Only the lines holding "pwid" are wanted. Copy every one from the records below.

═════ Provided data

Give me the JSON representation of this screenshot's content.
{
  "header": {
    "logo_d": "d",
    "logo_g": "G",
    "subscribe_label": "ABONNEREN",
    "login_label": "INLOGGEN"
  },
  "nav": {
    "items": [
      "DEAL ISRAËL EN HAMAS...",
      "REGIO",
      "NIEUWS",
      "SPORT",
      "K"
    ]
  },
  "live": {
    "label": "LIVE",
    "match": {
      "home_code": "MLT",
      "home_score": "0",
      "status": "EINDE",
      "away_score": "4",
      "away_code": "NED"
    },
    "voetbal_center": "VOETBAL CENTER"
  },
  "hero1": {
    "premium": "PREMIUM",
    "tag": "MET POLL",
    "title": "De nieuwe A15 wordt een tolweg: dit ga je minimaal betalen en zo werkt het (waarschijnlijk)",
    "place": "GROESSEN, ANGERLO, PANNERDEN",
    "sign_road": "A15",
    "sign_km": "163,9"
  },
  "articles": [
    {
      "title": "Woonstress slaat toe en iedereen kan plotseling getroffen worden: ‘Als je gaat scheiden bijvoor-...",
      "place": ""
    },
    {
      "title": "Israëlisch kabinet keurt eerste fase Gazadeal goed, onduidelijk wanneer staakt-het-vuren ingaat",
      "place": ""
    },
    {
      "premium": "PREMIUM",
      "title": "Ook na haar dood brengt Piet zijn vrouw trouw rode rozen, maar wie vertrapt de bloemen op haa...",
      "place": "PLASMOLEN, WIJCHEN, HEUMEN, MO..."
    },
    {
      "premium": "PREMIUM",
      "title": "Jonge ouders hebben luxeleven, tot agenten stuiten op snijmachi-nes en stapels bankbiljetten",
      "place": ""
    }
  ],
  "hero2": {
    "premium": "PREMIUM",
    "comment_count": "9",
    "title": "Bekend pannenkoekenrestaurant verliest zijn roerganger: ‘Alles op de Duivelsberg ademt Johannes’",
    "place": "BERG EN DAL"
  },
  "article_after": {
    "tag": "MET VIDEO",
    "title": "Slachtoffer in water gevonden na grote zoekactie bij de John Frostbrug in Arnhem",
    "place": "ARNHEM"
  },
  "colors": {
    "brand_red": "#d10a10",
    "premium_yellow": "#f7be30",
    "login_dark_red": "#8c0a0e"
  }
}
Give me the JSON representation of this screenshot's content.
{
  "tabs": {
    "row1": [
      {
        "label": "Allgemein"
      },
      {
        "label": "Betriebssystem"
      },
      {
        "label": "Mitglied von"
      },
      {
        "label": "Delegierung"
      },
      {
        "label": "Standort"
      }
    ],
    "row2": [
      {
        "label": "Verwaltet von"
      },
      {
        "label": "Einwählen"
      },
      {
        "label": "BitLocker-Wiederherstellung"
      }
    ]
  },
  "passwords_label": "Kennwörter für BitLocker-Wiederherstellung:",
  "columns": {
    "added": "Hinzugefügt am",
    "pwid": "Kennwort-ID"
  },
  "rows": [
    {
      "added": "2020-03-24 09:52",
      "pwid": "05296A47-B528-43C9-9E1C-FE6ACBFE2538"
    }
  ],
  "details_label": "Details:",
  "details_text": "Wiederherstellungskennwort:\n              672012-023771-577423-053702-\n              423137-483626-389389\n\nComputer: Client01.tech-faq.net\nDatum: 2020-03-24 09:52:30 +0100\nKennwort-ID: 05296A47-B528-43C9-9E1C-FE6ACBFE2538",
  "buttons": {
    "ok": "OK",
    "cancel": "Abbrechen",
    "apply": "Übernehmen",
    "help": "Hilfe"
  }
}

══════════

Problem solution —
    "pwid": "Kennwort-ID"
      "pwid": "05296A47-B528-43C9-9E1C-FE6ACBFE2538"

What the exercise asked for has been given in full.